TASK DATA: Begin
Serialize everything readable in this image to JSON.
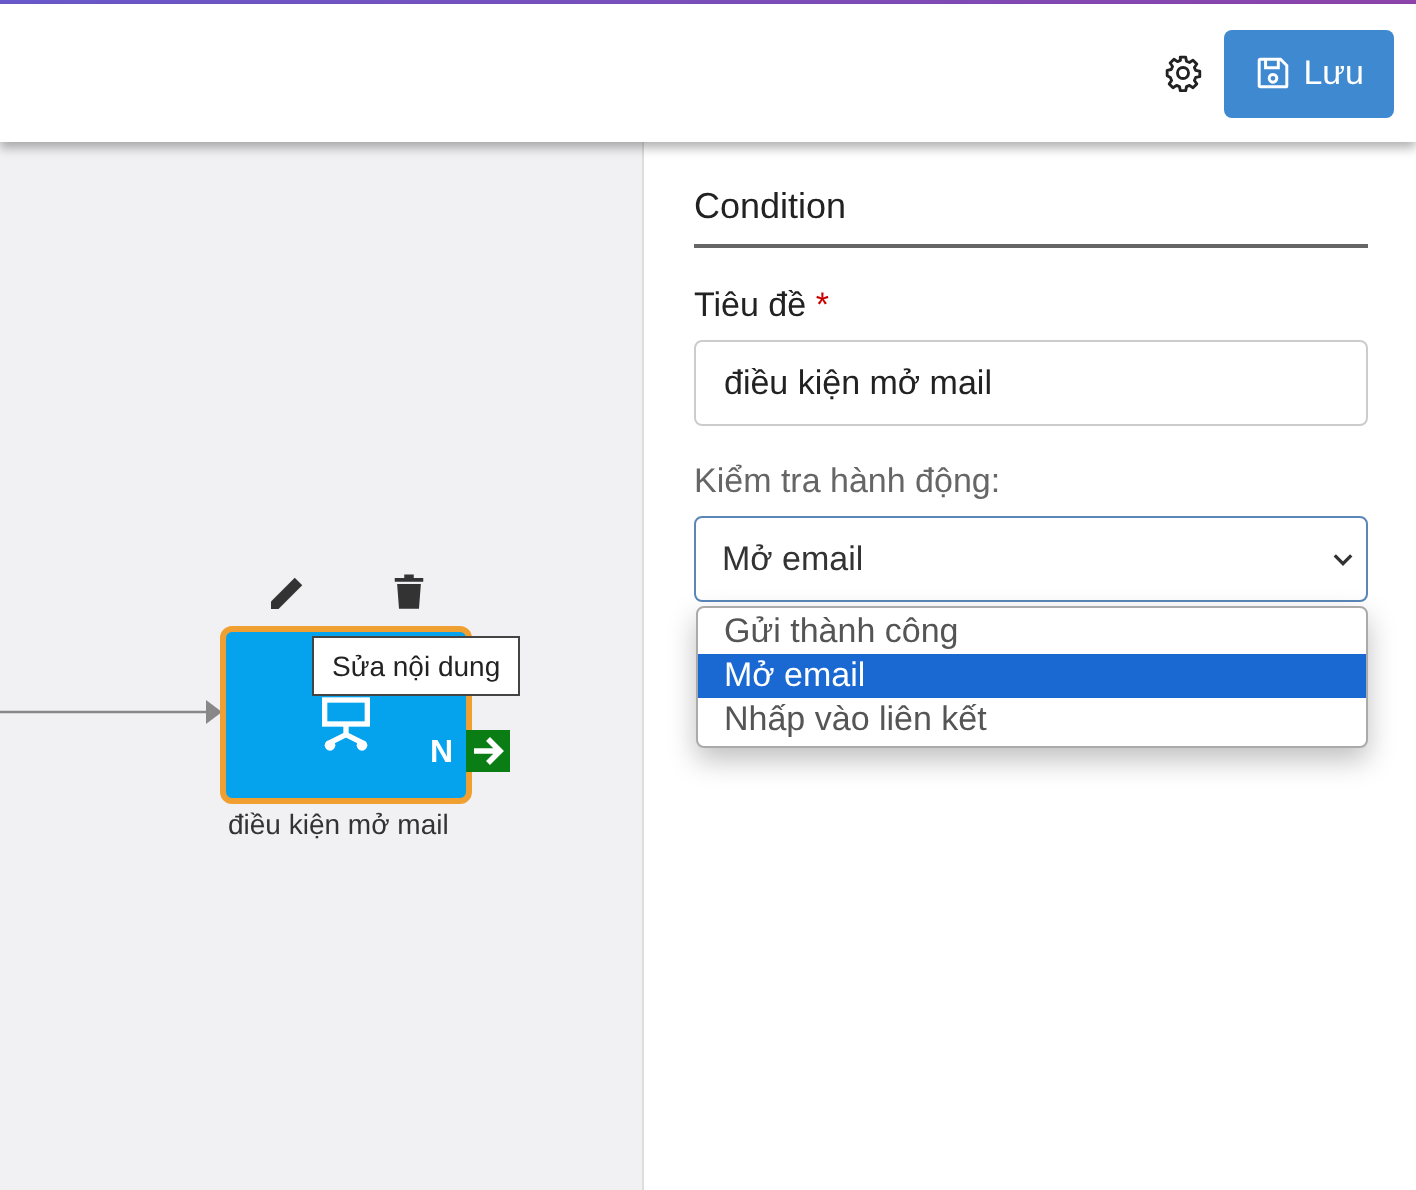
{
  "toolbar": {
    "save_button": "Lưu"
  },
  "canvas": {
    "node": {
      "label": "điều kiện mở mail",
      "branch": "N",
      "tooltip": "Sửa nội dung"
    }
  },
  "panel": {
    "title": "Condition",
    "title_field": {
      "label": "Tiêu đề",
      "required_mark": "*",
      "value": "điều kiện mở mail"
    },
    "action_field": {
      "label": "Kiểm tra hành động:",
      "value": "Mở email",
      "expanded": true,
      "options": [
        {
          "label": "Gửi thành công",
          "selected": false
        },
        {
          "label": "Mở email",
          "selected": true
        },
        {
          "label": "Nhấp vào liên kết",
          "selected": false
        }
      ]
    }
  }
}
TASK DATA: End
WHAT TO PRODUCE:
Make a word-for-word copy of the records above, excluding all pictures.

WRITTEN ANSWER:
Serialize everything readable in this image to JSON.
{
  "toolbar": {
    "save_button": "Lưu"
  },
  "canvas": {
    "node": {
      "label": "điều kiện mở mail",
      "branch": "N",
      "tooltip": "Sửa nội dung"
    }
  },
  "panel": {
    "title": "Condition",
    "title_field": {
      "label": "Tiêu đề",
      "required_mark": "*",
      "value": "điều kiện mở mail"
    },
    "action_field": {
      "label": "Kiểm tra hành động:",
      "value": "Mở email",
      "expanded": true,
      "options": [
        {
          "label": "Gửi thành công",
          "selected": false
        },
        {
          "label": "Mở email",
          "selected": true
        },
        {
          "label": "Nhấp vào liên kết",
          "selected": false
        }
      ]
    }
  }
}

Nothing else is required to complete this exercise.